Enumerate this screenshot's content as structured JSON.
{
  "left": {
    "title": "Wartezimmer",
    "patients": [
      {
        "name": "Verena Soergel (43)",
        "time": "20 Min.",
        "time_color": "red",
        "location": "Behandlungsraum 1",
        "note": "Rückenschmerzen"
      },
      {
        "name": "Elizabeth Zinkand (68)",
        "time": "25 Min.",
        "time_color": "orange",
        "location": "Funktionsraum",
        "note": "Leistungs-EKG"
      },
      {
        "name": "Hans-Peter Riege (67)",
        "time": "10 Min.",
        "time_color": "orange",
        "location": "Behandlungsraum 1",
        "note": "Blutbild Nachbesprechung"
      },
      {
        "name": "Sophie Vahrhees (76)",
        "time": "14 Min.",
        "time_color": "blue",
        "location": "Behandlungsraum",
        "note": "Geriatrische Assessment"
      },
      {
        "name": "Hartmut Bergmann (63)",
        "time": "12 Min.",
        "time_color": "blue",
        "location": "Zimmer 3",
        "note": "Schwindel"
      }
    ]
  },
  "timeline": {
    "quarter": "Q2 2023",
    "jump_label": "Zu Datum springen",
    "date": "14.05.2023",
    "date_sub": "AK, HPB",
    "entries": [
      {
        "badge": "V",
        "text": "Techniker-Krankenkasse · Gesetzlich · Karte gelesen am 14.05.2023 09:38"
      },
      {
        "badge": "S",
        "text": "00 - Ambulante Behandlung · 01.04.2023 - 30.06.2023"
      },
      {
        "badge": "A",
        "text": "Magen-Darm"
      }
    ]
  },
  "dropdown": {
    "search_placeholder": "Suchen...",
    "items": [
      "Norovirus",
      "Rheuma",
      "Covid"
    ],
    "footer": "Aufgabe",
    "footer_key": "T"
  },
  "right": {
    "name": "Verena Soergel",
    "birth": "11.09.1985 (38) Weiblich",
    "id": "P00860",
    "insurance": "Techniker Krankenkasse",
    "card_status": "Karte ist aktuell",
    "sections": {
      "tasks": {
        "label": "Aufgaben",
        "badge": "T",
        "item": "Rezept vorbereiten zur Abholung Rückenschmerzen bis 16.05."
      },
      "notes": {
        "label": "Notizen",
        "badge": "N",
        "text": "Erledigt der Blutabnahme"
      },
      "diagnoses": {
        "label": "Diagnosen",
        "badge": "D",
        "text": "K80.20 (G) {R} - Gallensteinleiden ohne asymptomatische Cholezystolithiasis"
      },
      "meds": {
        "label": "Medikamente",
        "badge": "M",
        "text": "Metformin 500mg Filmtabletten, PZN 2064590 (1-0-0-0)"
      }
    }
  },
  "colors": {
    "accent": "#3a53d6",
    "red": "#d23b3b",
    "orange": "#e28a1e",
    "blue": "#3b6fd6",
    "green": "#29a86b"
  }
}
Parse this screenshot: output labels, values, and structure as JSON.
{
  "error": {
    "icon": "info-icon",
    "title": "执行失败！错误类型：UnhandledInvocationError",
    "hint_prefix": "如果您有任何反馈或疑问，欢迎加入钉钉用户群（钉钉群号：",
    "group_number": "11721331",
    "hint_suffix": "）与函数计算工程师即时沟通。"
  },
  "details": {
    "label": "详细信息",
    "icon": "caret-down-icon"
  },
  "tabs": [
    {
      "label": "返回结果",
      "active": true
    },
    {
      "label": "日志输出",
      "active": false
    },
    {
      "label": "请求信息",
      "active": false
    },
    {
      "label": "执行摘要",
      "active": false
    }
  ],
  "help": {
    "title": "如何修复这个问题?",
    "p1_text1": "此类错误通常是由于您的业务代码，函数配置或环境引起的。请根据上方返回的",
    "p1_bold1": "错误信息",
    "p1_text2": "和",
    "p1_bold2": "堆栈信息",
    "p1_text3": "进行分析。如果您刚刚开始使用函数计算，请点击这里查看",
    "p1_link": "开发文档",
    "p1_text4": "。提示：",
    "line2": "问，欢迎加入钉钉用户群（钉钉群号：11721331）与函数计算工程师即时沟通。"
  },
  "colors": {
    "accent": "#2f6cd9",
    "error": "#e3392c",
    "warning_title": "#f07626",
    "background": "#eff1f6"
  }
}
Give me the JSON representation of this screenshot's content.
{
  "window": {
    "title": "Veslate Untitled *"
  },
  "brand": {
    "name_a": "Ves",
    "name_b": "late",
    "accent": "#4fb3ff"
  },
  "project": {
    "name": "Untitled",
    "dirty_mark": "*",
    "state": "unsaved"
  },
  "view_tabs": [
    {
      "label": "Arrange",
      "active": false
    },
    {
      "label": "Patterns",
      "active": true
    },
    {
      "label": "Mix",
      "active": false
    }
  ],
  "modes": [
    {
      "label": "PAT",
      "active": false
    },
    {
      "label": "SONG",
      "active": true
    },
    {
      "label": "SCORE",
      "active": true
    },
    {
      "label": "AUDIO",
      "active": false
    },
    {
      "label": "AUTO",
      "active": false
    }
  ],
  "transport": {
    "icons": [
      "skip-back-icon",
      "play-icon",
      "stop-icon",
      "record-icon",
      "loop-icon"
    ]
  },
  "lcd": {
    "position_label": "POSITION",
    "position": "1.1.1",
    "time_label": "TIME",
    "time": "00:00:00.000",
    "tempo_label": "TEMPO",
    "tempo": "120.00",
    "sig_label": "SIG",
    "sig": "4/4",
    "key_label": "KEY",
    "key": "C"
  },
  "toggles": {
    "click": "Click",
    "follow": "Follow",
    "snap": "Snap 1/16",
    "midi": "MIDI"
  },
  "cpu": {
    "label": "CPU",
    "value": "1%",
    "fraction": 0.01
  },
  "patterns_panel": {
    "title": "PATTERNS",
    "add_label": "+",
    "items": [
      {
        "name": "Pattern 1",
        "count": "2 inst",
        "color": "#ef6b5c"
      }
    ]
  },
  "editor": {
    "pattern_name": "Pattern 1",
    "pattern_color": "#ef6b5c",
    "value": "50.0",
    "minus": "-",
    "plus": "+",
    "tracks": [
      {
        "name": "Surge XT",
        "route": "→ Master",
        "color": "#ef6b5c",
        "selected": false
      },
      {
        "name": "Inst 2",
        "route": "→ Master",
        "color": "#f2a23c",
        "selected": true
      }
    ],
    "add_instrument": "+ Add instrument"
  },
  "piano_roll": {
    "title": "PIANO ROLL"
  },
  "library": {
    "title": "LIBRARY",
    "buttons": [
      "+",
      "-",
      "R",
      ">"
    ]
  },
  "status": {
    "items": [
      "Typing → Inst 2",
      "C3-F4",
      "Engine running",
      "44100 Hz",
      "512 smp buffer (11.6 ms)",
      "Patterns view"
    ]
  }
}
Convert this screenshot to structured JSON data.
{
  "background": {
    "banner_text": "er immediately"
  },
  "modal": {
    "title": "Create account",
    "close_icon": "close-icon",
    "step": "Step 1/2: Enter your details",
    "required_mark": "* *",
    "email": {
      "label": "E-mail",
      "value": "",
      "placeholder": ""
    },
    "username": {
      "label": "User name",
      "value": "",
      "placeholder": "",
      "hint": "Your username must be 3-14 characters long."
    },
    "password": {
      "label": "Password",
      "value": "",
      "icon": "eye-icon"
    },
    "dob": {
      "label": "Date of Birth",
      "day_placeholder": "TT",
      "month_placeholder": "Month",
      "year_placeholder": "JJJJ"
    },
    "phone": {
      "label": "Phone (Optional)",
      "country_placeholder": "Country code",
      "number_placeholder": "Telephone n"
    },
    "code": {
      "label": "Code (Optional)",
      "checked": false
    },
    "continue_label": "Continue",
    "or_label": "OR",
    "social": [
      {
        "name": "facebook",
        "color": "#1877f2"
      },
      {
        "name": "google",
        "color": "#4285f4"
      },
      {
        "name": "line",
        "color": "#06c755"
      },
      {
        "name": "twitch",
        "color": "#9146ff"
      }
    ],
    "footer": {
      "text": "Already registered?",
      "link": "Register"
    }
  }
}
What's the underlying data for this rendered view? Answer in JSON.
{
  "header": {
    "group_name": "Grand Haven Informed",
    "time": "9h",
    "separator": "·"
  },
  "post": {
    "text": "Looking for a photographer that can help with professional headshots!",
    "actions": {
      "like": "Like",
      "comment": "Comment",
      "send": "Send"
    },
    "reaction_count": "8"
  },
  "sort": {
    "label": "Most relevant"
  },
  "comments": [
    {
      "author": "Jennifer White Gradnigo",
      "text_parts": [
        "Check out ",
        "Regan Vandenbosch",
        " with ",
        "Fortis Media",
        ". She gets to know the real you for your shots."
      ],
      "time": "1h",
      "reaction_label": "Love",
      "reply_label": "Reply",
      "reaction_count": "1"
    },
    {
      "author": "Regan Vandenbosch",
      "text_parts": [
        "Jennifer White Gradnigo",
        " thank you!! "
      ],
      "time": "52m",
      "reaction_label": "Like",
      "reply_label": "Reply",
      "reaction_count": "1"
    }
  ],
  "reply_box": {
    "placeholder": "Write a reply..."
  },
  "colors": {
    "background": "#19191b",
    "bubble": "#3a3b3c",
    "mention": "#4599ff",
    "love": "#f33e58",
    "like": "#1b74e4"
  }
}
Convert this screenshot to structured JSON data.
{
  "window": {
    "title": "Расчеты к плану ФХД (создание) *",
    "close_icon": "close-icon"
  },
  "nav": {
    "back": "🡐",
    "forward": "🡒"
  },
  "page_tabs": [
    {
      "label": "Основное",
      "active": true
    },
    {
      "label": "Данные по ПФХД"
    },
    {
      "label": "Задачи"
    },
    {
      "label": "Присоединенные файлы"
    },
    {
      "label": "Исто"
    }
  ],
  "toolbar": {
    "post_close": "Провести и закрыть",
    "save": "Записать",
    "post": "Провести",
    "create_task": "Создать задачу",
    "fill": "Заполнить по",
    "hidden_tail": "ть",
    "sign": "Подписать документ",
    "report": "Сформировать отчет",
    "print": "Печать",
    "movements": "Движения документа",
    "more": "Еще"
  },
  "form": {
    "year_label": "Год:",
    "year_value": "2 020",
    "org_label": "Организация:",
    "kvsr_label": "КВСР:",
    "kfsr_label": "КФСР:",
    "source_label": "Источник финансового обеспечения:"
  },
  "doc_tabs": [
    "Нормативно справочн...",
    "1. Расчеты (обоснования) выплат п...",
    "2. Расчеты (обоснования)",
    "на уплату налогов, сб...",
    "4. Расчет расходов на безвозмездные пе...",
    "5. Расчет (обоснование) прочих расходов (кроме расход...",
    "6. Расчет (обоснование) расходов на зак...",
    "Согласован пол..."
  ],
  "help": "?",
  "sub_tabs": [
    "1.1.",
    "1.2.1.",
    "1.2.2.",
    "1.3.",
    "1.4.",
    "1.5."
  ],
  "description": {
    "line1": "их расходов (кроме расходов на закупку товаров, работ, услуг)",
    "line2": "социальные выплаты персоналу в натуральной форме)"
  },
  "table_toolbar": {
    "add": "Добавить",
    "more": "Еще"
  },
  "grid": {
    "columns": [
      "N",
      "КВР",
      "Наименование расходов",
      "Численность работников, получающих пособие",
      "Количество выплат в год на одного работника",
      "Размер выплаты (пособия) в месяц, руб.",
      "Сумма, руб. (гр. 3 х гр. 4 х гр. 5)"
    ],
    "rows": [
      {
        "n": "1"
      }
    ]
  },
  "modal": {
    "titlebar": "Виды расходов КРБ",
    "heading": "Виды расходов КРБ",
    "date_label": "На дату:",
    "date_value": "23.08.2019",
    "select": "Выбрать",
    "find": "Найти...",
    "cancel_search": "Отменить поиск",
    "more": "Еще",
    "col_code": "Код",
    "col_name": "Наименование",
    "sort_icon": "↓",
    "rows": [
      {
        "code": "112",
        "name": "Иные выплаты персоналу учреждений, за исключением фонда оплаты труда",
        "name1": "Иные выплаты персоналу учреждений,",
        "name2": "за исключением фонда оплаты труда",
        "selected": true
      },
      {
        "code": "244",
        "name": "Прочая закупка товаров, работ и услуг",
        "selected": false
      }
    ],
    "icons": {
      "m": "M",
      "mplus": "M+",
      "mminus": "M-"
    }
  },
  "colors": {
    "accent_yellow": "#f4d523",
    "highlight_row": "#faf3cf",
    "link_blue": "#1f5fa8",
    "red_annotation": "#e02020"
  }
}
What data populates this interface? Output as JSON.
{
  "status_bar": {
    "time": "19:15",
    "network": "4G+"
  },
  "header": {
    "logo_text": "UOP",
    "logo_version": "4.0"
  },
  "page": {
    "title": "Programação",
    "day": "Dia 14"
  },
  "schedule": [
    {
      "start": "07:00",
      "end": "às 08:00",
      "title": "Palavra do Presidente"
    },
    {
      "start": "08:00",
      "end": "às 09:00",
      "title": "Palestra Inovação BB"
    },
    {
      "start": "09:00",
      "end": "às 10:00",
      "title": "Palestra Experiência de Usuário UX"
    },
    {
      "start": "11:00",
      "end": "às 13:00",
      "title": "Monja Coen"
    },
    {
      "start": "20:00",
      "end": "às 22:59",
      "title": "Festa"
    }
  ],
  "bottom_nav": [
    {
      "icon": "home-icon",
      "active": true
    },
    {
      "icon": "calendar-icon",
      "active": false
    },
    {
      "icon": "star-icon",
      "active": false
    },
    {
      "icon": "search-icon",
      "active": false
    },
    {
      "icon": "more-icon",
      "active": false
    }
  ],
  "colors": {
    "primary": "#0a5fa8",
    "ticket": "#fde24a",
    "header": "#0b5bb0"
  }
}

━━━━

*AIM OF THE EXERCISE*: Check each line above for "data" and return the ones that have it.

*RESULT*:
Convert this screenshot to structured JSON data.
What's the underlying data for this rendered view? Answer in JSON.
Convert this screenshot to structured JSON data.
What data populates this interface? Output as JSON.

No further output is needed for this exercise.